Repeat every line of the data verbatim.
═════ MATERIALS PROVIDED
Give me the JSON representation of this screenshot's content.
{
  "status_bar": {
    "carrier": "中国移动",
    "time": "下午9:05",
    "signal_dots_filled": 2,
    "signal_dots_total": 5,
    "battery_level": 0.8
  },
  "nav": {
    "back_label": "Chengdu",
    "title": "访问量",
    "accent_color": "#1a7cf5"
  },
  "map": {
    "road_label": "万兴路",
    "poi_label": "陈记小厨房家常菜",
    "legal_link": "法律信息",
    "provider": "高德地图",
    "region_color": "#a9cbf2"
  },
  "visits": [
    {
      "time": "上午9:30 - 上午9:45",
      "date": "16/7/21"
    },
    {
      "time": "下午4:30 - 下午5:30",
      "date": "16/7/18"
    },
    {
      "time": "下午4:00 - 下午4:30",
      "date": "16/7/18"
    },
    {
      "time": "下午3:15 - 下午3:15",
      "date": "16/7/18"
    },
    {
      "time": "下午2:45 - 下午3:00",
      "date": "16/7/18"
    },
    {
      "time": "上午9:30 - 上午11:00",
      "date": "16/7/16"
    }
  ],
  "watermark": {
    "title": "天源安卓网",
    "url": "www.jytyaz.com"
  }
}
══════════
- TASK RESULT
Give me the JSON representation of this screenshot's content.
{
  "status_bar": {
    "carrier": "中国移动",
    "time": "下午9:05",
    "signal_dots_filled": 2,
    "signal_dots_total": 5,
    "battery_level": 0.8
  },
  "nav": {
    "back_label": "Chengdu",
    "title": "访问量",
    "accent_color": "#1a7cf5"
  },
  "map": {
    "road_label": "万兴路",
    "poi_label": "陈记小厨房家常菜",
    "legal_link": "法律信息",
    "provider": "高德地图",
    "region_color": "#a9cbf2"
  },
  "visits": [
    {
      "time": "上午9:30 - 上午9:45",
      "date": "16/7/21"
    },
    {
      "time": "下午4:30 - 下午5:30",
      "date": "16/7/18"
    },
    {
      "time": "下午4:00 - 下午4:30",
      "date": "16/7/18"
    },
    {
      "time": "下午3:15 - 下午3:15",
      "date": "16/7/18"
    },
    {
      "time": "下午2:45 - 下午3:00",
      "date": "16/7/18"
    },
    {
      "time": "上午9:30 - 上午11:00",
      "date": "16/7/16"
    }
  ],
  "watermark": {
    "title": "天源安卓网",
    "url": "www.jytyaz.com"
  }
}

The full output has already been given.